Problem to work on
Read the records beneath this task and copy every line that contains the string "JSON".

[Dataset items]
****

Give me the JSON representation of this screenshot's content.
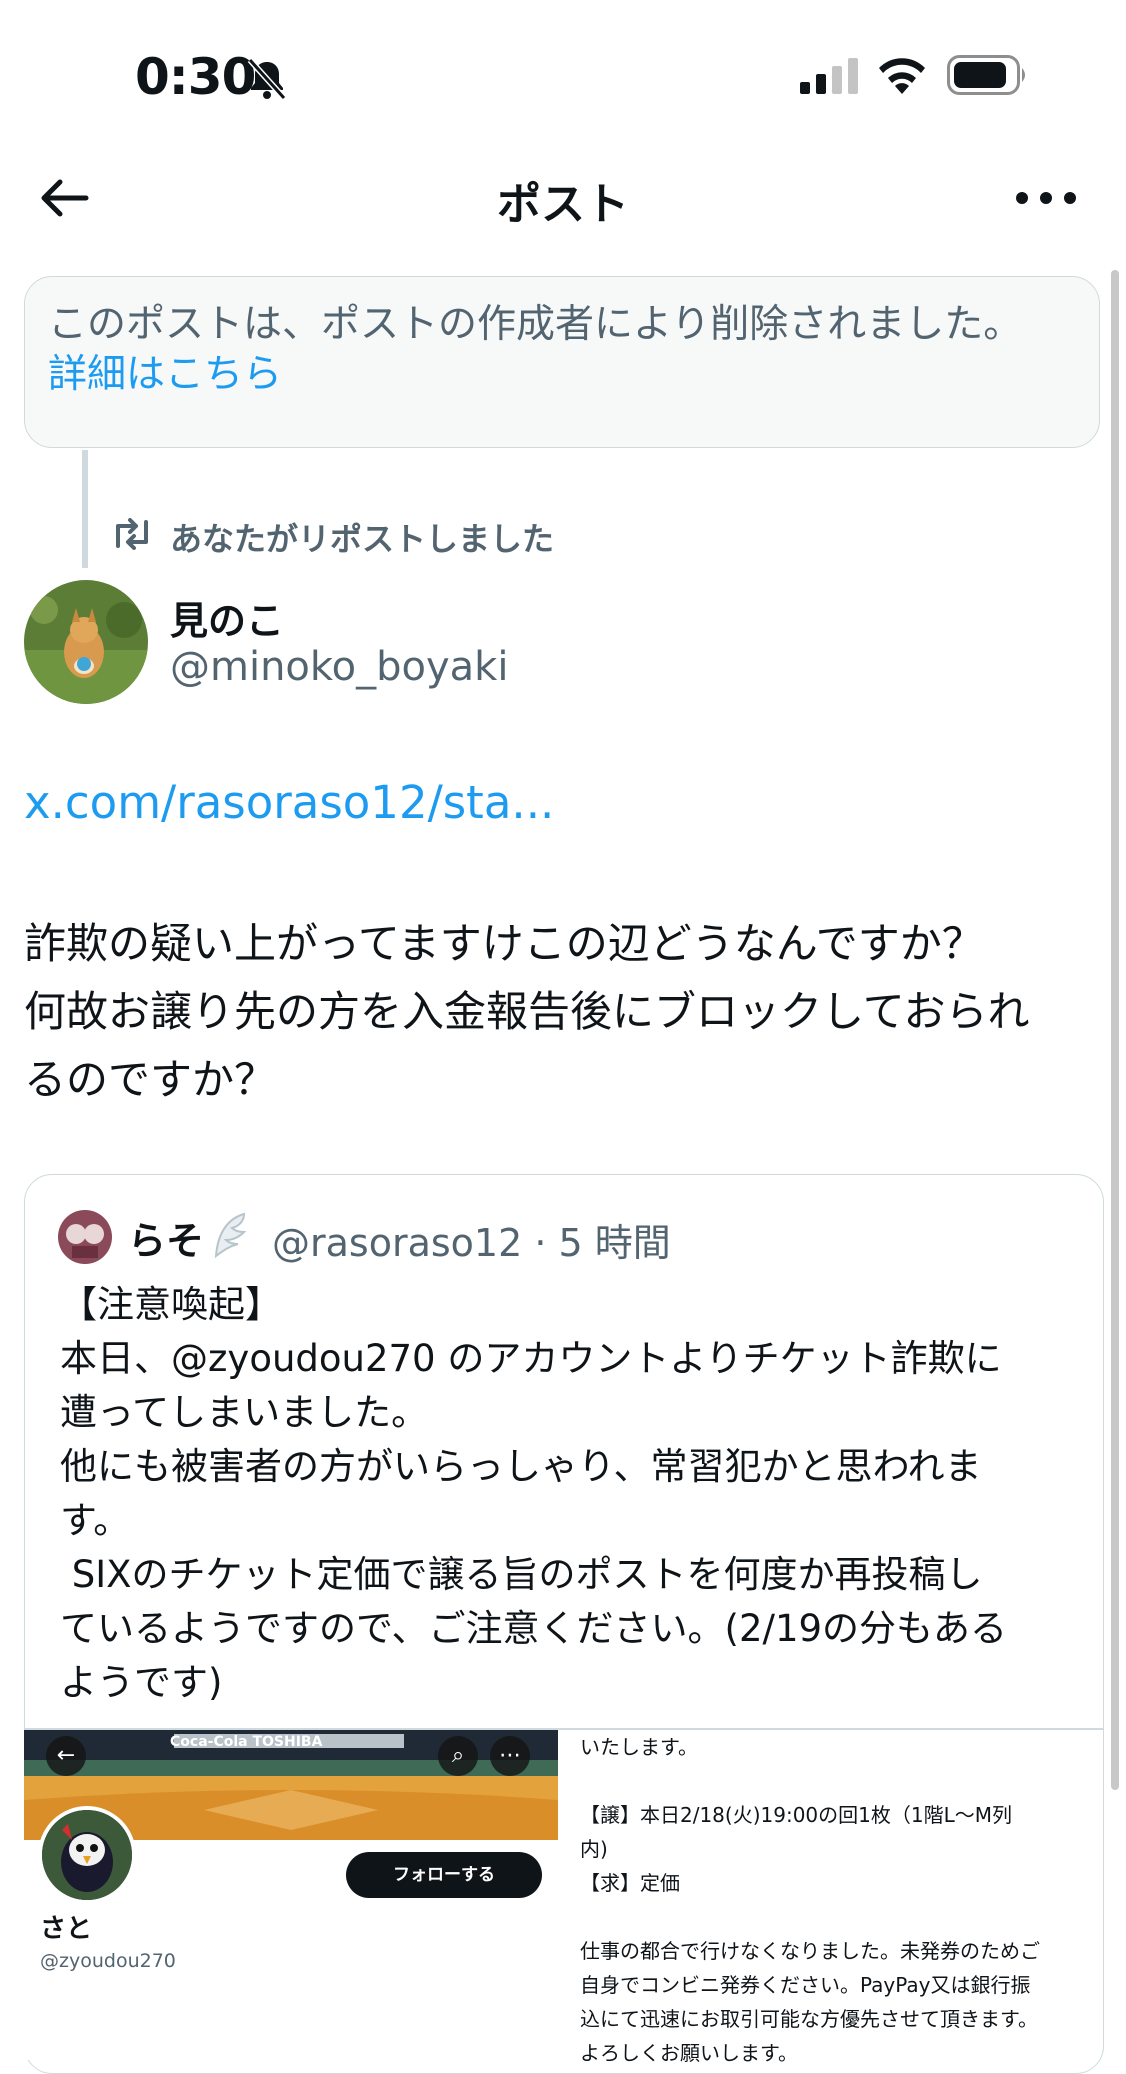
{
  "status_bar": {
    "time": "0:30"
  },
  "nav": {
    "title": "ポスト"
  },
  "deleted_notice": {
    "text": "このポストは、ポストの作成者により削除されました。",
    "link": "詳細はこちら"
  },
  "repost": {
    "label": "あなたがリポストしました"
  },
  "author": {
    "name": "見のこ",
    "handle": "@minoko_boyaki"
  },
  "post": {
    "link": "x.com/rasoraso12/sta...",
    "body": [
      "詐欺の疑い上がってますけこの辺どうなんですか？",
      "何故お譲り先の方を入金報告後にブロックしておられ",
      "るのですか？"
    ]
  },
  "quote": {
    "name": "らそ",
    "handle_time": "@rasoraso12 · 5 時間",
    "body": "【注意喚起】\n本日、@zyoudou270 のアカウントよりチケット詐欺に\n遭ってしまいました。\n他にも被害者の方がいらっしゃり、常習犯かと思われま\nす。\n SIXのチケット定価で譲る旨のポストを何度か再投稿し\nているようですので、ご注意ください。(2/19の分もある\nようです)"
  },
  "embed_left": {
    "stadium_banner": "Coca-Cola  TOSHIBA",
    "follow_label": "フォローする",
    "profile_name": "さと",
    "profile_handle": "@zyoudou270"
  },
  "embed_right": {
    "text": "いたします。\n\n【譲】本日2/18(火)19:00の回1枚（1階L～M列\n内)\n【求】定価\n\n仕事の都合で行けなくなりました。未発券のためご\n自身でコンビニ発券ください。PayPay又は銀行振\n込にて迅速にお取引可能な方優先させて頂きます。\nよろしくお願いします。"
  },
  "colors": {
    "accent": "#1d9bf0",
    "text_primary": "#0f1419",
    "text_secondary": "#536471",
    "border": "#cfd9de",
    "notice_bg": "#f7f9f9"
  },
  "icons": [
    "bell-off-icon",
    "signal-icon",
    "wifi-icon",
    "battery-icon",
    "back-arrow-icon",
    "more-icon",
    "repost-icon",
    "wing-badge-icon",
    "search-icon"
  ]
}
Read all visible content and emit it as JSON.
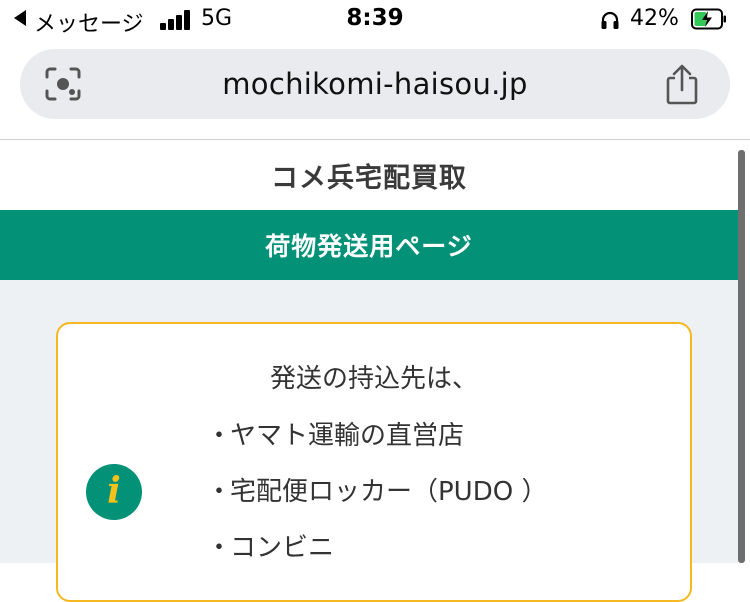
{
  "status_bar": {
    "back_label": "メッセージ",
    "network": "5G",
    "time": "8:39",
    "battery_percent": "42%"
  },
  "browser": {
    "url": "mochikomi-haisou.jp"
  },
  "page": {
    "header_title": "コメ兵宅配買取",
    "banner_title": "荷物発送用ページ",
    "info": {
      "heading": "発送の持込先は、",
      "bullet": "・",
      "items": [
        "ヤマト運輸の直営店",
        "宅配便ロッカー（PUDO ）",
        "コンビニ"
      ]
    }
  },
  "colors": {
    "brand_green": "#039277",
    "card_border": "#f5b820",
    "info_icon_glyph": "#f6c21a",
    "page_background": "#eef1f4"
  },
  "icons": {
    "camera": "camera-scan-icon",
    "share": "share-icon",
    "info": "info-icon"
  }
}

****

Written solution
Give me the JSON representation of this screenshot's content.
Read all visible content and emit it as JSON.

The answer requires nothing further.